● WHAT THE TASK REQUIRES: When responding, copy every record below exactly as it appears.

● SUPPLIED MATERIAL:
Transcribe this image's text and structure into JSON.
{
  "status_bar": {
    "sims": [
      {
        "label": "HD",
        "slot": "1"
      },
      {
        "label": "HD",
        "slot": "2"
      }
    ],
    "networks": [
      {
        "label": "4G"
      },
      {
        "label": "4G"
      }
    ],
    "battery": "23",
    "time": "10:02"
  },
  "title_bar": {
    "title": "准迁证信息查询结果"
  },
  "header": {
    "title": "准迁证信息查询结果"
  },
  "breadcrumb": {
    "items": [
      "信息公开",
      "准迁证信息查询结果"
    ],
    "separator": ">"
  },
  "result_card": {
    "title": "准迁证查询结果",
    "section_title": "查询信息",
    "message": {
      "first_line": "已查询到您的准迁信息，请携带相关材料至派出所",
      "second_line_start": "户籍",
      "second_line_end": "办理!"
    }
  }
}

● EXERCISE SOLUTION:
Transcribe this image's text and structure into JSON.
{
  "status_bar": {
    "sims": [
      {
        "label": "HD",
        "slot": "1"
      },
      {
        "label": "HD",
        "slot": "2"
      }
    ],
    "networks": [
      {
        "label": "4G"
      },
      {
        "label": "4G"
      }
    ],
    "battery": "23",
    "time": "10:02"
  },
  "title_bar": {
    "title": "准迁证信息查询结果"
  },
  "header": {
    "title": "准迁证信息查询结果"
  },
  "breadcrumb": {
    "items": [
      "信息公开",
      "准迁证信息查询结果"
    ],
    "separator": ">"
  },
  "result_card": {
    "title": "准迁证查询结果",
    "section_title": "查询信息",
    "message": {
      "first_line": "已查询到您的准迁信息，请携带相关材料至派出所",
      "second_line_start": "户籍",
      "second_line_end": "办理!"
    }
  }
}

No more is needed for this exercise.